Barack Obama is on the cusp of pulling off what no one in his party has achieved for years.
If recent polls, together with the crowds at his events, are anything to go by, he is simultaneously appealing to strident Democratic activists and seducing floating voters and independents. The combination, if it proves durable, is electoral gold dust.
The recent history of the Democratic Party is littered with compelling insurgent candidates—Howard Dean, Gary Hart and Ted Kennedy, for example—who rode a wave of grass-roots fervor before crashing to earth.
Mr. Obama seems to offer a way out of the trap.
On the one hand, he employs the lofty rhetoric that thrills the foot soldiers of his party, and he seems to share their basic values.
On the other, he runs on a Democratic centrist policy platform and projects a persona that, being both charismatic and optimistic, draws in the uncommitted rather than scaring them away, as a Dean or a Kennedy might.
This, as much as his now-famous life story, is part of what makes Mr. Obama special.
As he proves often on the stump, he can take an argument comprised of elements that should, on their face, be discordant and meld them into something coherent.
At a low-cost fund-raiser in Boston on Sunday night, for example, Mr. Obama excoriated unnamed Democrats for being in thrall to the idea that they could only appear tough on national security by “acting like George Bush Republicans”.
He also took to task those who, he claimed, carefully calibrate their positions out of fear about “what Mitt or Rudy might say about us.”
And Mr. Obama seemed to implicate Bill as well as Hillary Clinton in this critique. He bemoaned the tendency toward “triangulation”—a word virtually synonymous with the Clinton presidency—and went on to deride “poll-driven politics” and those who opt to lead by “calculation” rather than “convictions.”
But Mr. Obama also presented himself as a man capable of easing the enmity that has festered between Republicans and Democrats for at least a decade. Mrs. Clinton has no such capacity, he implied.
“I don’t want to spend the next four years rearguing the same partisan arguments that we had all through the 1990’s,” he said. “I don’t want to pit red America against blue America.”
Invoking long-ago Democratic icons like J.F.K. and F.D.R., he added, “This party has been at its best when we have summoned the entire nation—not just half the nation, not just a portion of a demographic, the entire nation—around a higher goal, a common purpose.”
Seventy-four-year-old Jim Foley of Danvers, Mass., was among the crowd at Mr. Obama’s Boston speech.
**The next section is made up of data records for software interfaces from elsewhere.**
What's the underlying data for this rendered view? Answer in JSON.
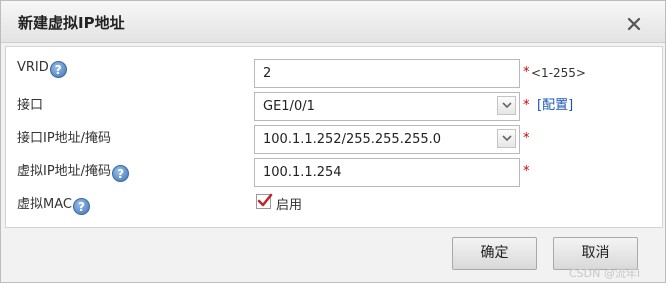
{
  "dialog": {
    "title": "新建虚拟IP地址",
    "close_icon": "close-icon"
  },
  "form": {
    "vrid": {
      "label": "VRID",
      "value": "2",
      "required_mark": "*",
      "hint": "<1-255>",
      "help_icon": "help-icon"
    },
    "interface": {
      "label": "接口",
      "selected": "GE1/0/1",
      "required_mark": "*",
      "config_link": "[配置]",
      "dropdown_icon": "chevron-down-icon"
    },
    "interface_ip_mask": {
      "label": "接口IP地址/掩码",
      "selected": "100.1.1.252/255.255.255.0",
      "required_mark": "*",
      "dropdown_icon": "chevron-down-icon"
    },
    "virtual_ip_mask": {
      "label": "虚拟IP地址/掩码",
      "value": "100.1.1.254",
      "required_mark": "*",
      "help_icon": "help-icon"
    },
    "virtual_mac": {
      "label": "虚拟MAC",
      "checkbox_label": "启用",
      "checked": true,
      "help_icon": "help-icon"
    }
  },
  "footer": {
    "ok_label": "确定",
    "cancel_label": "取消",
    "watermark": "CSDN @流年I"
  },
  "colors": {
    "required": "#d00000",
    "link": "#1a56b8",
    "help_icon": "#3f73b8",
    "checkmark": "#c0282d"
  }
}
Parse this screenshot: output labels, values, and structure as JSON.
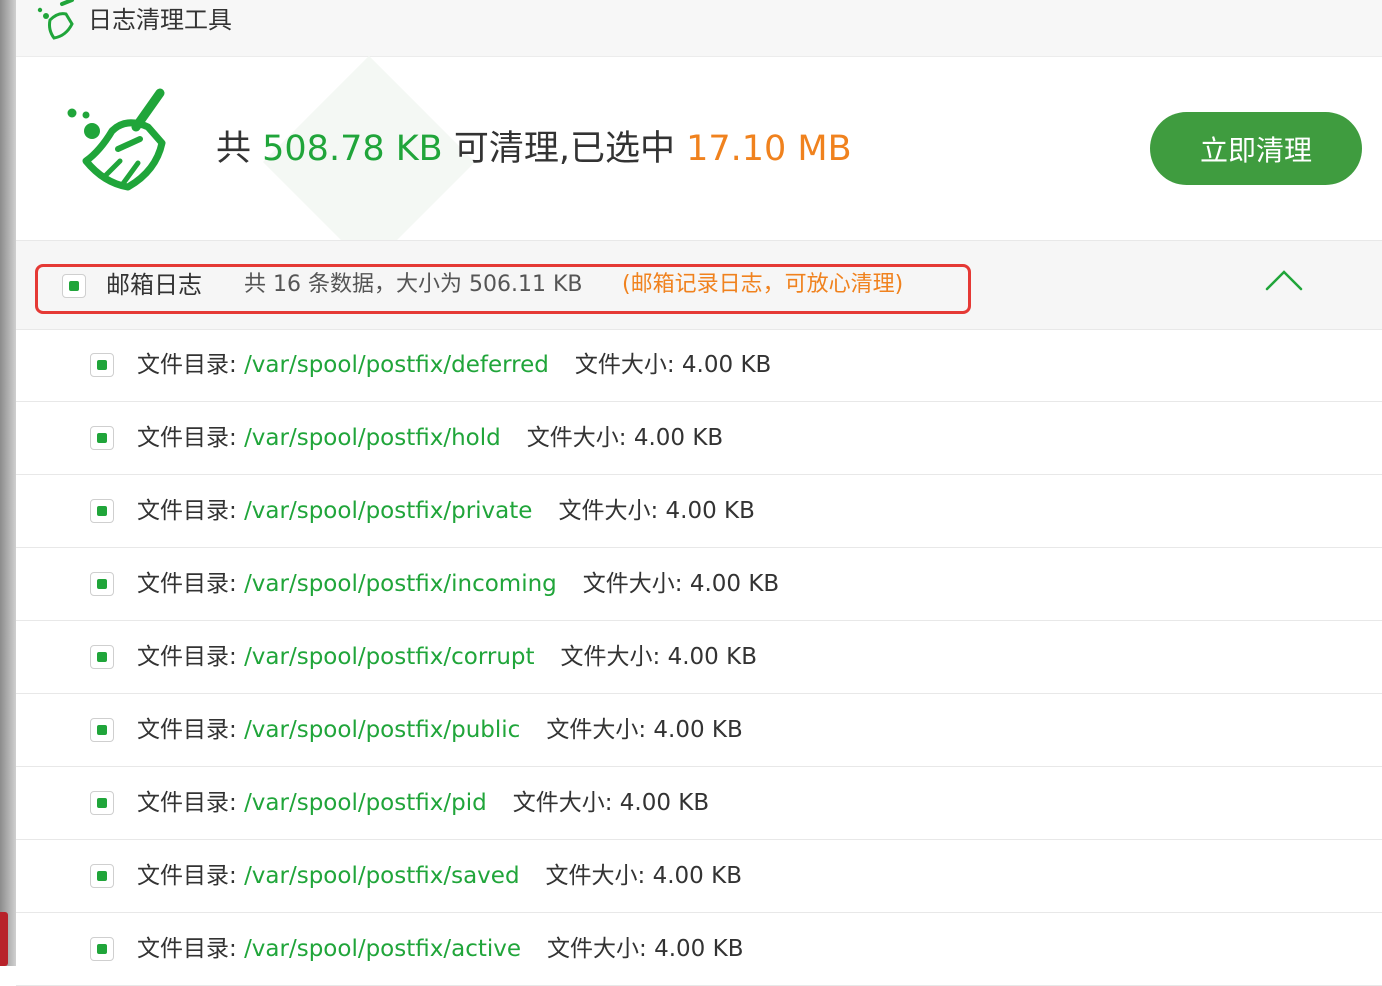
{
  "window": {
    "title": "日志清理工具"
  },
  "summary": {
    "prefix": "共 ",
    "total_size": "508.78 KB",
    "middle": " 可清理,已选中 ",
    "selected_size": "17.10 MB",
    "clean_button_label": "立即清理"
  },
  "group": {
    "name": "邮箱日志",
    "info": "共 16 条数据，大小为 506.11 KB",
    "note": "(邮箱记录日志，可放心清理)",
    "checked": true
  },
  "row_labels": {
    "dir_label": "文件目录: ",
    "size_label": "文件大小: "
  },
  "files": [
    {
      "path": "/var/spool/postfix/deferred",
      "size": "4.00 KB"
    },
    {
      "path": "/var/spool/postfix/hold",
      "size": "4.00 KB"
    },
    {
      "path": "/var/spool/postfix/private",
      "size": "4.00 KB"
    },
    {
      "path": "/var/spool/postfix/incoming",
      "size": "4.00 KB"
    },
    {
      "path": "/var/spool/postfix/corrupt",
      "size": "4.00 KB"
    },
    {
      "path": "/var/spool/postfix/public",
      "size": "4.00 KB"
    },
    {
      "path": "/var/spool/postfix/pid",
      "size": "4.00 KB"
    },
    {
      "path": "/var/spool/postfix/saved",
      "size": "4.00 KB"
    },
    {
      "path": "/var/spool/postfix/active",
      "size": "4.00 KB"
    }
  ],
  "colors": {
    "accent_green": "#20a53a",
    "button_green": "#3f9c3f",
    "highlight_orange": "#f0821e",
    "annotation_red": "#e53935"
  },
  "icons": {
    "title": "broom-icon",
    "summary": "broom-icon",
    "collapse": "chevron-up-icon",
    "checkbox": "checkbox-checked-icon"
  }
}
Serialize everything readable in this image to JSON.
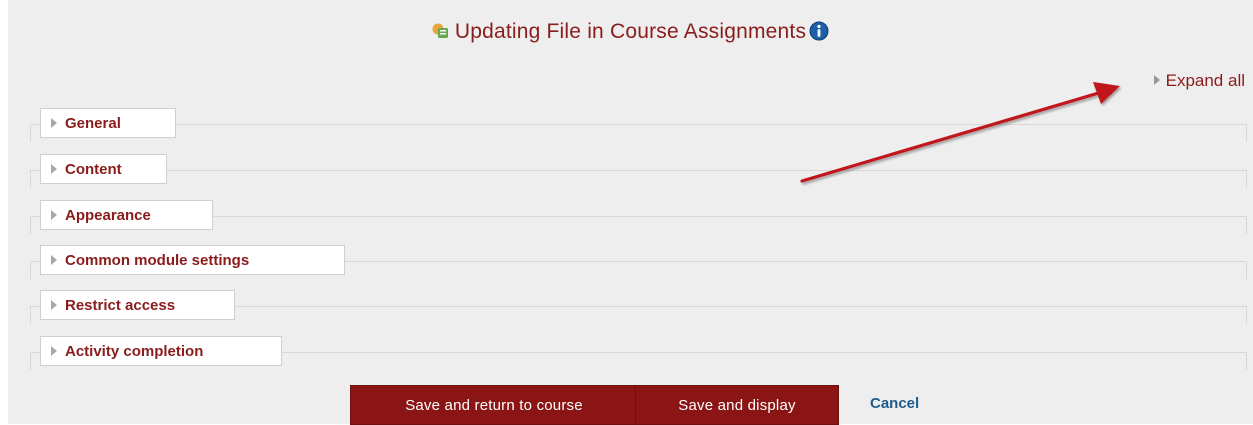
{
  "page": {
    "title": "Updating File in Course Assignments",
    "expand_all_label": "Expand all"
  },
  "sections": [
    {
      "label": "General"
    },
    {
      "label": "Content"
    },
    {
      "label": "Appearance"
    },
    {
      "label": "Common module settings"
    },
    {
      "label": "Restrict access"
    },
    {
      "label": "Activity completion"
    }
  ],
  "actions": {
    "save_return_label": "Save and return to course",
    "save_display_label": "Save and display",
    "cancel_label": "Cancel"
  },
  "colors": {
    "accent": "#8b1515",
    "heading_text": "#8a1c1c",
    "link": "#1f5c8a",
    "background": "#eeeeee",
    "annotation_arrow": "#c0181c"
  },
  "icons": {
    "title_icon": "file-module-icon",
    "info_icon": "info-icon",
    "collapse_icon": "triangle-right-icon"
  }
}
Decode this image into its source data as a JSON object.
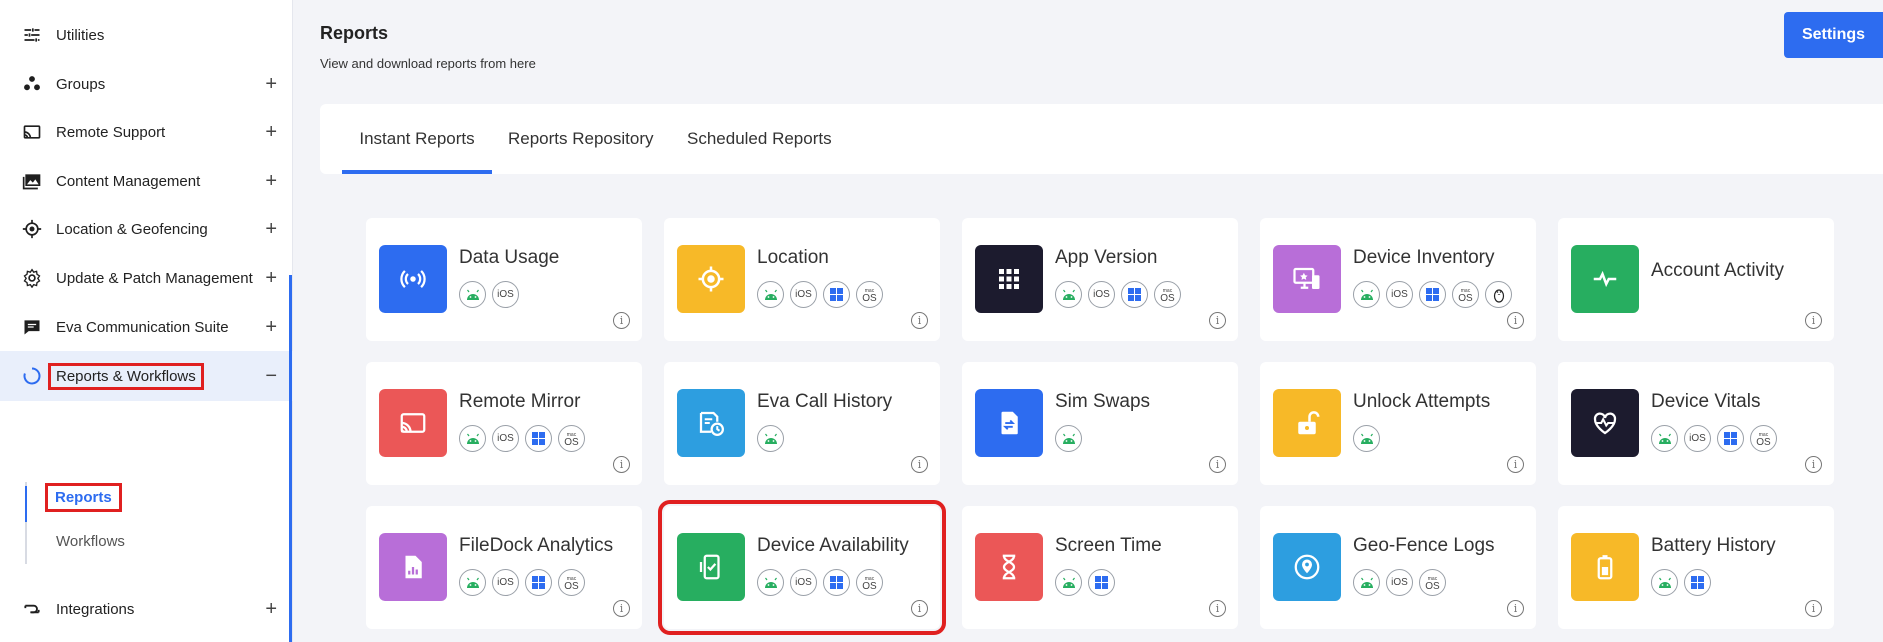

Asked why he liked the Illinois senator, Mr. Foley replied, “He’s not an ideologue. He’ll take Republican ideas, Democratic ideas, it doesn’t matter to him. He is not interested in advancing a particular agenda.”
As Frank Rich noted in Sunday’s New York Times, Mr. Obama has even been attracting nonironic plaudits from conservatives like Peggy Noonan and former Bush adviser Mark McKinnon.
And in a Des Moines Register poll published on Dec. 2, 27 percent of likely Democratic caucus-goers said Mr. Obama was the “best able to bring Republicans and Democrats together,” compared with 18 percent for Mrs. Clinton.
In the same poll, 25 percent also said Mr. Obama was the “most principled” Democrat in the field, compared with just 16 percent for Mrs. Clinton, who was pushed into third place in that category by John Edwards.
Mr. Obama’s stump speech customarily ends with him beseeching his audience to “reach for what’s possible” rather than accepting “what the cynics would have you settle for.”
There is no proof at all that Mr. Obama could govern in such a high-minded fashion if given the chance, of course. But for now, it is easy to see why many of his supporters believe they have found a man capable of performing political alchemy.
Maybe Mrs. Clinton and her surrogates will succeed in taking the gloss off Mr. Obama’s candidacy between now and the Iowa caucuses on Jan. 3. Maybe they can turn him into just another ambitious politician saying whatever it takes to get votes.
So far, though, Mr. Obama is holding up. He is tantalizingly close to becoming that rarest of things in American politics—a candidate who doesn’t just promise a new kind of politics, but delivers it.